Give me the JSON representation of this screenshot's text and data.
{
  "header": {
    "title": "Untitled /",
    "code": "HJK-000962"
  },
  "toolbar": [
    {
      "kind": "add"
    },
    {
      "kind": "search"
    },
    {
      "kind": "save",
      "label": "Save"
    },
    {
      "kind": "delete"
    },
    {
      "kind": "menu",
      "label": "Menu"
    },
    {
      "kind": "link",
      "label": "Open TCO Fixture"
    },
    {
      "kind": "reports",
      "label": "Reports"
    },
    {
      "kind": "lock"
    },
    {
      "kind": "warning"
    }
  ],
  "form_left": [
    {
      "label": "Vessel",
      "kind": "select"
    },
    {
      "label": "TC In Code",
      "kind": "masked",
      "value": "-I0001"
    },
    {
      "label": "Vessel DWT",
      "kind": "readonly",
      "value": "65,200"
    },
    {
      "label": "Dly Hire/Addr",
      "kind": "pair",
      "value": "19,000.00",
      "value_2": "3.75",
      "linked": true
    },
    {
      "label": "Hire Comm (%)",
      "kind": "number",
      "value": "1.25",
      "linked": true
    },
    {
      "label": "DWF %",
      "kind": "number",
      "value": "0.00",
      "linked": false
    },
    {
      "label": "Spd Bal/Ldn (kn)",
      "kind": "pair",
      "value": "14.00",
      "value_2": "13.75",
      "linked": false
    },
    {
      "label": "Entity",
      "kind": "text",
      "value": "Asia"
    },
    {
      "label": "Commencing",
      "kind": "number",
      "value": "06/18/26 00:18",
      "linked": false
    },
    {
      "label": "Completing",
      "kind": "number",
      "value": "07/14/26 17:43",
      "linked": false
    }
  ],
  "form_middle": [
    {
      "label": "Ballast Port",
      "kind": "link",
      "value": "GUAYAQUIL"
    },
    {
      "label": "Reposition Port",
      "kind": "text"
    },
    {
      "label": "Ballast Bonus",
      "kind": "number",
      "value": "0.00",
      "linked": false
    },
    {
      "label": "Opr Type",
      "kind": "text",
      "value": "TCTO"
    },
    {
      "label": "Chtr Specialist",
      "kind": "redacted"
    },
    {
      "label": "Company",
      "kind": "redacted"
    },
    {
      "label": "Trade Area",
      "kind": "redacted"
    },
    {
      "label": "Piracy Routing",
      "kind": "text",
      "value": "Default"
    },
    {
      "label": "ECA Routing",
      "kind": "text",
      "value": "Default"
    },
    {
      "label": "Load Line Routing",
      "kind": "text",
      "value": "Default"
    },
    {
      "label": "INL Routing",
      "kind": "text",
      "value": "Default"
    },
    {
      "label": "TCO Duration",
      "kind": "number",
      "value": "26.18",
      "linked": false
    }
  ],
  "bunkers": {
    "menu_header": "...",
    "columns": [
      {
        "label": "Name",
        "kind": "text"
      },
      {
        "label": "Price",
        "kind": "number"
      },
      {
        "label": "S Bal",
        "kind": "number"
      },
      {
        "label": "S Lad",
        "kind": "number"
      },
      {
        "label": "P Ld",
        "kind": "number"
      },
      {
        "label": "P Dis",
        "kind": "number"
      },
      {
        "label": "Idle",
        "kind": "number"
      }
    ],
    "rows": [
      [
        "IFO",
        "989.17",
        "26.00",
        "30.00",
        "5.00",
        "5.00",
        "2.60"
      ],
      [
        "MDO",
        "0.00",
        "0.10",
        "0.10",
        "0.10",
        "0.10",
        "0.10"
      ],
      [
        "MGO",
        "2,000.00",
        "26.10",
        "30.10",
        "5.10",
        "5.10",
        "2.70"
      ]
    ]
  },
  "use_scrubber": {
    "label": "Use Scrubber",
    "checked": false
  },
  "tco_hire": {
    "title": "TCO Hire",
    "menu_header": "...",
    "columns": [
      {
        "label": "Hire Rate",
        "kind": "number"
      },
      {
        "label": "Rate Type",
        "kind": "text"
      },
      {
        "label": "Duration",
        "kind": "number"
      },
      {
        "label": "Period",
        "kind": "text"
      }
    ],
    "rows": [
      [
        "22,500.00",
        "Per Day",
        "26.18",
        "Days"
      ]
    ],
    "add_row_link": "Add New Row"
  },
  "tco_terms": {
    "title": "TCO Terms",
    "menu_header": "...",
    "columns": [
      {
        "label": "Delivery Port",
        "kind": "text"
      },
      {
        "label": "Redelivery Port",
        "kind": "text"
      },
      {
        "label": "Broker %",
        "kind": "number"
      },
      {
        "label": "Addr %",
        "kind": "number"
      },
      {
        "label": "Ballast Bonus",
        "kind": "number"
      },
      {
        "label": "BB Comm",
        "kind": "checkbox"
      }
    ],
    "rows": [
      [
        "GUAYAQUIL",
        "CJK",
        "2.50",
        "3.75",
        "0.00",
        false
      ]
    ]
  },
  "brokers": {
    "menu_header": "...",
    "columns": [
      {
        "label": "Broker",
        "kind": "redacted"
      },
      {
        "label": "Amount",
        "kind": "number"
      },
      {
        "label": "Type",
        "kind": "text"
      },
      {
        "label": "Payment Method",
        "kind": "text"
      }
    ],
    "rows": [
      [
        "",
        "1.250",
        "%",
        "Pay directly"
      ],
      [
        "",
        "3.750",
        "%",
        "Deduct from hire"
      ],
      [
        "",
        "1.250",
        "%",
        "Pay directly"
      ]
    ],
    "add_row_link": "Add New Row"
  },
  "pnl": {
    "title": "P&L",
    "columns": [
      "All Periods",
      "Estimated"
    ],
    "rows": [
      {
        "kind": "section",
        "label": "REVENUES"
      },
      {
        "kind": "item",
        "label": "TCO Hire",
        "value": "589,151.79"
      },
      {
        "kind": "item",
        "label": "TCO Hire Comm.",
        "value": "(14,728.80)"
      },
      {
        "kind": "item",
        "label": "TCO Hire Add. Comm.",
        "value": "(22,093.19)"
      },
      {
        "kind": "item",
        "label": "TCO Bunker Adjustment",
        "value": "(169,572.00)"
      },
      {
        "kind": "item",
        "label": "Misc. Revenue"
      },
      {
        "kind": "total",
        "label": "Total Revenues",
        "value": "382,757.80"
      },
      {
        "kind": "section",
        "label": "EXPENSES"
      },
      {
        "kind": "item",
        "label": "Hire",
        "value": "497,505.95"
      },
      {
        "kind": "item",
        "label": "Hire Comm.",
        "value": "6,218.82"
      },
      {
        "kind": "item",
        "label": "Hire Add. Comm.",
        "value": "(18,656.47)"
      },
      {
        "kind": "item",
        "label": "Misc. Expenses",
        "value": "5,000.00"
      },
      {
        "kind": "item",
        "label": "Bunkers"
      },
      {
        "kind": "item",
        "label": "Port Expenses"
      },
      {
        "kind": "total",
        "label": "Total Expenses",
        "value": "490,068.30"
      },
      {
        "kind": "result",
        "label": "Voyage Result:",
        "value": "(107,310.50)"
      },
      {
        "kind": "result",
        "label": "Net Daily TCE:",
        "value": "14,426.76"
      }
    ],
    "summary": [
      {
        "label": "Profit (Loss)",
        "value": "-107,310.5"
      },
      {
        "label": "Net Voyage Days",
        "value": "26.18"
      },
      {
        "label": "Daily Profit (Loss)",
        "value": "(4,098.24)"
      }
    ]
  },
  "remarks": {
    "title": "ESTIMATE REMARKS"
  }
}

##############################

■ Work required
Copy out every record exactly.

■ Response for this exercise
Give me the JSON representation of this screenshot's text and data.
{
  "header": {
    "title": "Untitled /",
    "code": "HJK-000962"
  },
  "toolbar": [
    {
      "kind": "add"
    },
    {
      "kind": "search"
    },
    {
      "kind": "save",
      "label": "Save"
    },
    {
      "kind": "delete"
    },
    {
      "kind": "menu",
      "label": "Menu"
    },
    {
      "kind": "link",
      "label": "Open TCO Fixture"
    },
    {
      "kind": "reports",
      "label": "Reports"
    },
    {
      "kind": "lock"
    },
    {
      "kind": "warning"
    }
  ],
  "form_left": [
    {
      "label": "Vessel",
      "kind": "select"
    },
    {
      "label": "TC In Code",
      "kind": "masked",
      "value": "-I0001"
    },
    {
      "label": "Vessel DWT",
      "kind": "readonly",
      "value": "65,200"
    },
    {
      "label": "Dly Hire/Addr",
      "kind": "pair",
      "value": "19,000.00",
      "value_2": "3.75",
      "linked": true
    },
    {
      "label": "Hire Comm (%)",
      "kind": "number",
      "value": "1.25",
      "linked": true
    },
    {
      "label": "DWF %",
      "kind": "number",
      "value": "0.00",
      "linked": false
    },
    {
      "label": "Spd Bal/Ldn (kn)",
      "kind": "pair",
      "value": "14.00",
      "value_2": "13.75",
      "linked": false
    },
    {
      "label": "Entity",
      "kind": "text",
      "value": "Asia"
    },
    {
      "label": "Commencing",
      "kind": "number",
      "value": "06/18/26 00:18",
      "linked": false
    },
    {
      "label": "Completing",
      "kind": "number",
      "value": "07/14/26 17:43",
      "linked": false
    }
  ],
  "form_middle": [
    {
      "label": "Ballast Port",
      "kind": "link",
      "value": "GUAYAQUIL"
    },
    {
      "label": "Reposition Port",
      "kind": "text"
    },
    {
      "label": "Ballast Bonus",
      "kind": "number",
      "value": "0.00",
      "linked": false
    },
    {
      "label": "Opr Type",
      "kind": "text",
      "value": "TCTO"
    },
    {
      "label": "Chtr Specialist",
      "kind": "redacted"
    },
    {
      "label": "Company",
      "kind": "redacted"
    },
    {
      "label": "Trade Area",
      "kind": "redacted"
    },
    {
      "label": "Piracy Routing",
      "kind": "text",
      "value": "Default"
    },
    {
      "label": "ECA Routing",
      "kind": "text",
      "value": "Default"
    },
    {
      "label": "Load Line Routing",
      "kind": "text",
      "value": "Default"
    },
    {
      "label": "INL Routing",
      "kind": "text",
      "value": "Default"
    },
    {
      "label": "TCO Duration",
      "kind": "number",
      "value": "26.18",
      "linked": false
    }
  ],
  "bunkers": {
    "menu_header": "...",
    "columns": [
      {
        "label": "Name",
        "kind": "text"
      },
      {
        "label": "Price",
        "kind": "number"
      },
      {
        "label": "S Bal",
        "kind": "number"
      },
      {
        "label": "S Lad",
        "kind": "number"
      },
      {
        "label": "P Ld",
        "kind": "number"
      },
      {
        "label": "P Dis",
        "kind": "number"
      },
      {
        "label": "Idle",
        "kind": "number"
      }
    ],
    "rows": [
      [
        "IFO",
        "989.17",
        "26.00",
        "30.00",
        "5.00",
        "5.00",
        "2.60"
      ],
      [
        "MDO",
        "0.00",
        "0.10",
        "0.10",
        "0.10",
        "0.10",
        "0.10"
      ],
      [
        "MGO",
        "2,000.00",
        "26.10",
        "30.10",
        "5.10",
        "5.10",
        "2.70"
      ]
    ]
  },
  "use_scrubber": {
    "label": "Use Scrubber",
    "checked": false
  },
  "tco_hire": {
    "title": "TCO Hire",
    "menu_header": "...",
    "columns": [
      {
        "label": "Hire Rate",
        "kind": "number"
      },
      {
        "label": "Rate Type",
        "kind": "text"
      },
      {
        "label": "Duration",
        "kind": "number"
      },
      {
        "label": "Period",
        "kind": "text"
      }
    ],
    "rows": [
      [
        "22,500.00",
        "Per Day",
        "26.18",
        "Days"
      ]
    ],
    "add_row_link": "Add New Row"
  },
  "tco_terms": {
    "title": "TCO Terms",
    "menu_header": "...",
    "columns": [
      {
        "label": "Delivery Port",
        "kind": "text"
      },
      {
        "label": "Redelivery Port",
        "kind": "text"
      },
      {
        "label": "Broker %",
        "kind": "number"
      },
      {
        "label": "Addr %",
        "kind": "number"
      },
      {
        "label": "Ballast Bonus",
        "kind": "number"
      },
      {
        "label": "BB Comm",
        "kind": "checkbox"
      }
    ],
    "rows": [
      [
        "GUAYAQUIL",
        "CJK",
        "2.50",
        "3.75",
        "0.00",
        false
      ]
    ]
  },
  "brokers": {
    "menu_header": "...",
    "columns": [
      {
        "label": "Broker",
        "kind": "redacted"
      },
      {
        "label": "Amount",
        "kind": "number"
      },
      {
        "label": "Type",
        "kind": "text"
      },
      {
        "label": "Payment Method",
        "kind": "text"
      }
    ],
    "rows": [
      [
        "",
        "1.250",
        "%",
        "Pay directly"
      ],
      [
        "",
        "3.750",
        "%",
        "Deduct from hire"
      ],
      [
        "",
        "1.250",
        "%",
        "Pay directly"
      ]
    ],
    "add_row_link": "Add New Row"
  },
  "pnl": {
    "title": "P&L",
    "columns": [
      "All Periods",
      "Estimated"
    ],
    "rows": [
      {
        "kind": "section",
        "label": "REVENUES"
      },
      {
        "kind": "item",
        "label": "TCO Hire",
        "value": "589,151.79"
      },
      {
        "kind": "item",
        "label": "TCO Hire Comm.",
        "value": "(14,728.80)"
      },
      {
        "kind": "item",
        "label": "TCO Hire Add. Comm.",
        "value": "(22,093.19)"
      },
      {
        "kind": "item",
        "label": "TCO Bunker Adjustment",
        "value": "(169,572.00)"
      },
      {
        "kind": "item",
        "label": "Misc. Revenue"
      },
      {
        "kind": "total",
        "label": "Total Revenues",
        "value": "382,757.80"
      },
      {
        "kind": "section",
        "label": "EXPENSES"
      },
      {
        "kind": "item",
        "label": "Hire",
        "value": "497,505.95"
      },
      {
        "kind": "item",
        "label": "Hire Comm.",
        "value": "6,218.82"
      },
      {
        "kind": "item",
        "label": "Hire Add. Comm.",
        "value": "(18,656.47)"
      },
      {
        "kind": "item",
        "label": "Misc. Expenses",
        "value": "5,000.00"
      },
      {
        "kind": "item",
        "label": "Bunkers"
      },
      {
        "kind": "item",
        "label": "Port Expenses"
      },
      {
        "kind": "total",
        "label": "Total Expenses",
        "value": "490,068.30"
      },
      {
        "kind": "result",
        "label": "Voyage Result:",
        "value": "(107,310.50)"
      },
      {
        "kind": "result",
        "label": "Net Daily TCE:",
        "value": "14,426.76"
      }
    ],
    "summary": [
      {
        "label": "Profit (Loss)",
        "value": "-107,310.5"
      },
      {
        "label": "Net Voyage Days",
        "value": "26.18"
      },
      {
        "label": "Daily Profit (Loss)",
        "value": "(4,098.24)"
      }
    ]
  },
  "remarks": {
    "title": "ESTIMATE REMARKS"
  }
}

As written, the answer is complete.